- [Supplied material]:
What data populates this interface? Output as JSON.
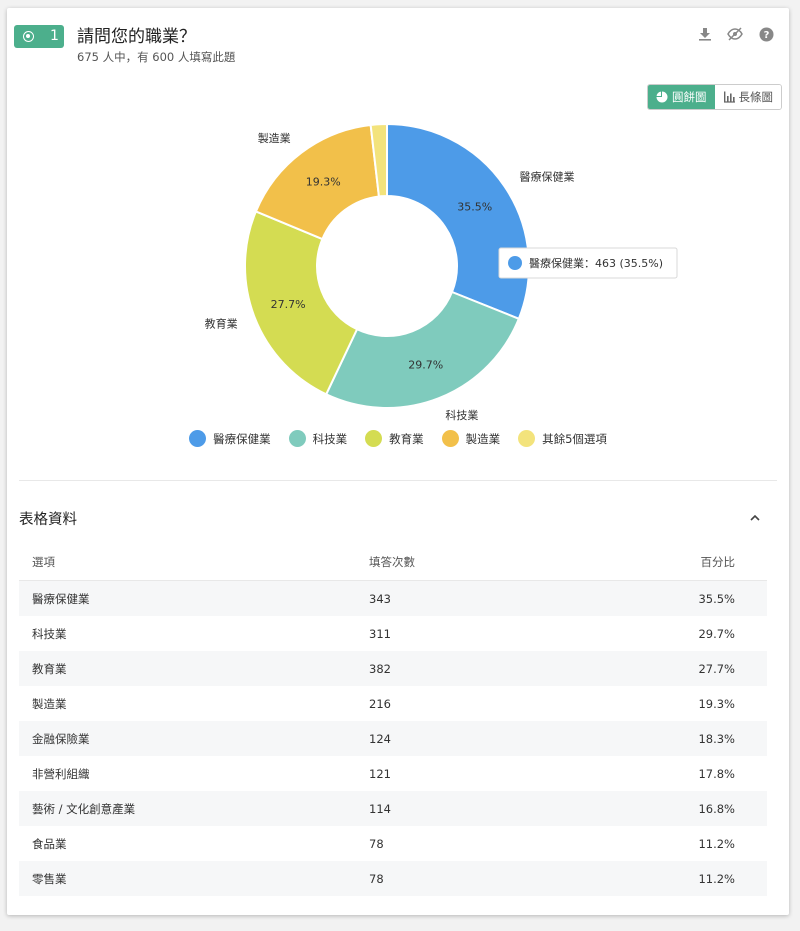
{
  "question": {
    "number": "1",
    "title": "請問您的職業？",
    "subtitle": "675 人中，有 600 人填寫此題"
  },
  "toolbar": {
    "icons": [
      "download-icon",
      "hide-icon",
      "help-icon"
    ]
  },
  "view_toggle": {
    "pie_label": "圓餅圖",
    "bar_label": "長條圖",
    "active": "pie"
  },
  "chart_data": {
    "type": "pie",
    "donut": true,
    "slices": [
      {
        "label": "醫療保健業",
        "percent": 35.5,
        "percent_label": "35.5%",
        "color": "#4d9be8"
      },
      {
        "label": "科技業",
        "percent": 29.7,
        "percent_label": "29.7%",
        "color": "#7fcbbd"
      },
      {
        "label": "教育業",
        "percent": 27.7,
        "percent_label": "27.7%",
        "color": "#d4dc52"
      },
      {
        "label": "製造業",
        "percent": 19.3,
        "percent_label": "19.3%",
        "color": "#f2c04a"
      },
      {
        "label": "其餘5個選項",
        "percent": 2.1,
        "percent_label": "",
        "color": "#f3e37c"
      }
    ],
    "tooltip": {
      "text": "醫療保健業：463 (35.5%)",
      "color": "#4d9be8"
    },
    "legend": {
      "placement": "bottom"
    }
  },
  "table": {
    "title": "表格資料",
    "columns": [
      "選項",
      "填答次數",
      "百分比"
    ],
    "rows": [
      [
        "醫療保健業",
        "343",
        "35.5%"
      ],
      [
        "科技業",
        "311",
        "29.7%"
      ],
      [
        "教育業",
        "382",
        "27.7%"
      ],
      [
        "製造業",
        "216",
        "19.3%"
      ],
      [
        "金融保險業",
        "124",
        "18.3%"
      ],
      [
        "非營利組織",
        "121",
        "17.8%"
      ],
      [
        "藝術 / 文化創意產業",
        "114",
        "16.8%"
      ],
      [
        "食品業",
        "78",
        "11.2%"
      ],
      [
        "零售業",
        "78",
        "11.2%"
      ]
    ]
  },
  "colors": {
    "accent": "#4caf8c"
  }
}
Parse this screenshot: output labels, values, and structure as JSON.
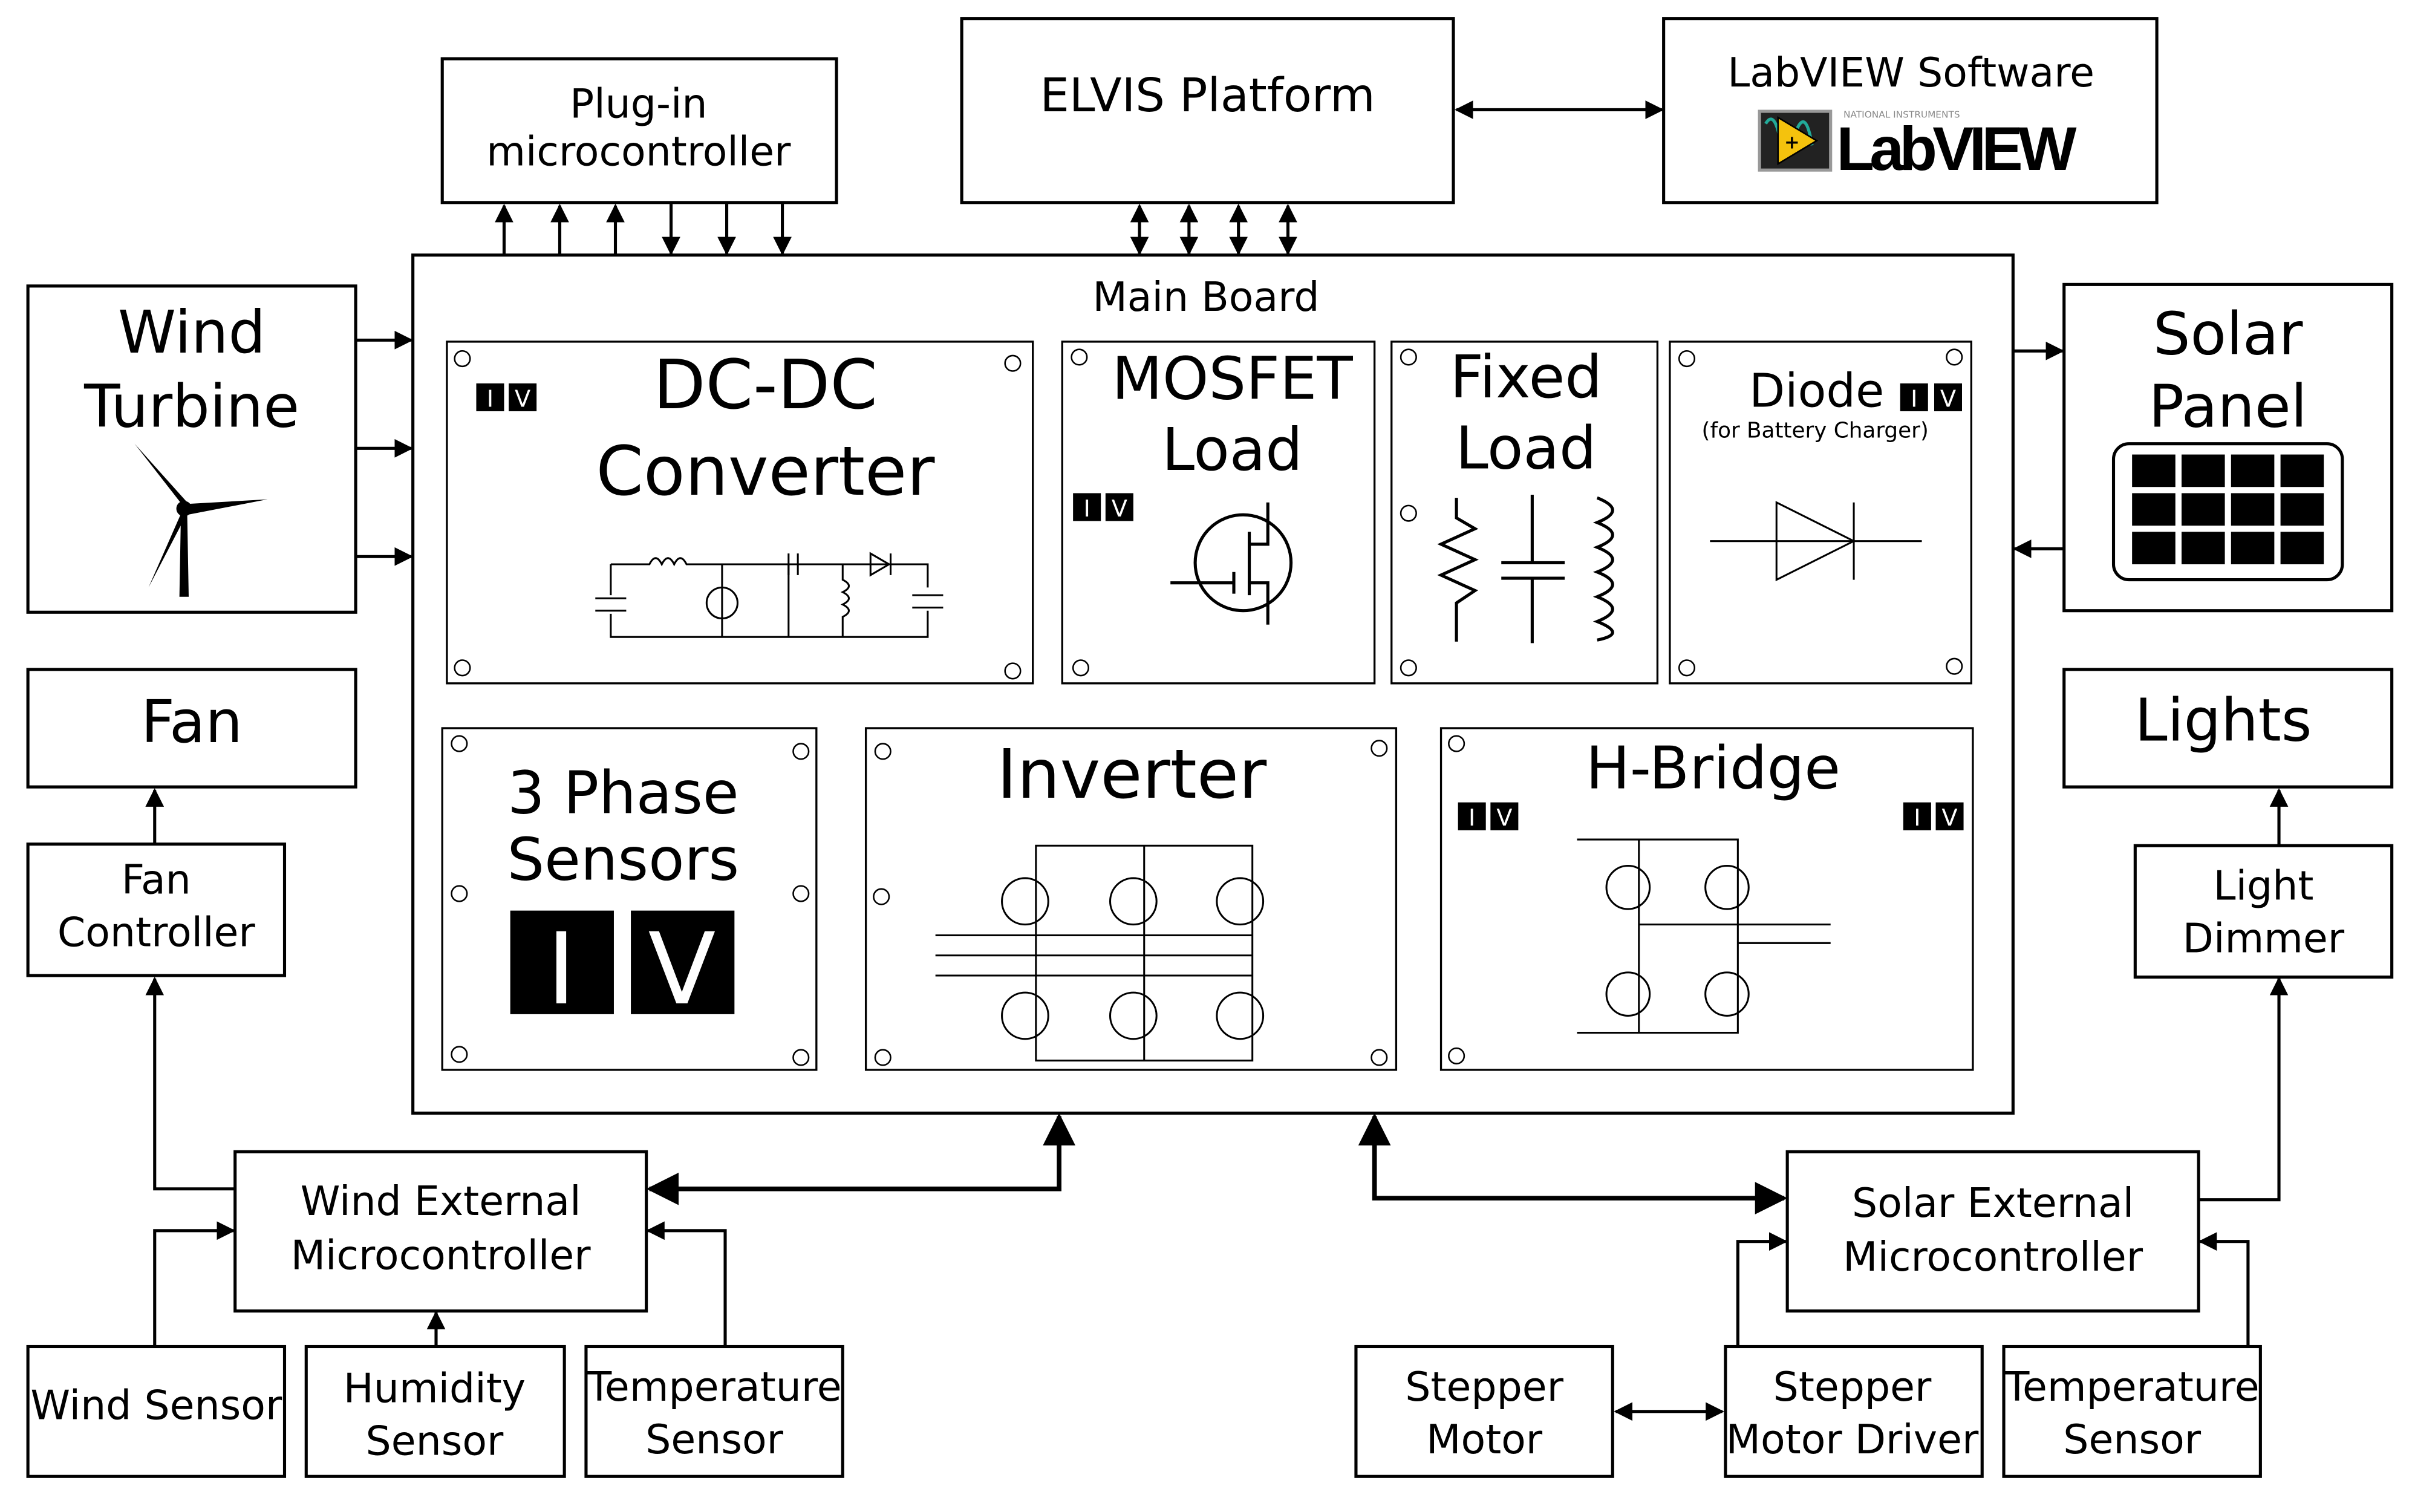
{
  "top": {
    "plugin": [
      "Plug-in",
      "microcontroller"
    ],
    "elvis": "ELVIS Platform",
    "labview": {
      "title": "LabVIEW Software",
      "logo_small": "NATIONAL INSTRUMENTS",
      "logo": "LabVIEW"
    }
  },
  "main_board": {
    "title": "Main Board",
    "modules": {
      "dcdc": [
        "DC-DC",
        "Converter"
      ],
      "mosfet": [
        "MOSFET",
        "Load"
      ],
      "fixed": [
        "Fixed",
        "Load"
      ],
      "diode": {
        "title": "Diode",
        "subtitle": "(for Battery Charger)"
      },
      "three_phase": [
        "3 Phase",
        "Sensors"
      ],
      "inverter": "Inverter",
      "hbridge": "H-Bridge"
    },
    "badge": {
      "i": "I",
      "v": "V"
    }
  },
  "left": {
    "wind_turbine": [
      "Wind",
      "Turbine"
    ],
    "fan": "Fan",
    "fan_controller": [
      "Fan",
      "Controller"
    ],
    "wind_mcu": [
      "Wind External",
      "Microcontroller"
    ],
    "wind_sensor": "Wind Sensor",
    "humidity": [
      "Humidity",
      "Sensor"
    ],
    "temperature": [
      "Temperature",
      "Sensor"
    ]
  },
  "right": {
    "solar_panel": [
      "Solar",
      "Panel"
    ],
    "lights": "Lights",
    "light_dimmer": [
      "Light",
      "Dimmer"
    ],
    "solar_mcu": [
      "Solar External",
      "Microcontroller"
    ],
    "stepper_motor": [
      "Stepper",
      "Motor"
    ],
    "stepper_driver": [
      "Stepper",
      "Motor Driver"
    ],
    "temperature": [
      "Temperature",
      "Sensor"
    ]
  }
}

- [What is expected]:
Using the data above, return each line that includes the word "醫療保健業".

- [Task response]:
        "label": "醫療保健業",
      "text": "醫療保健業：463 (35.5%)",
        "醫療保健業",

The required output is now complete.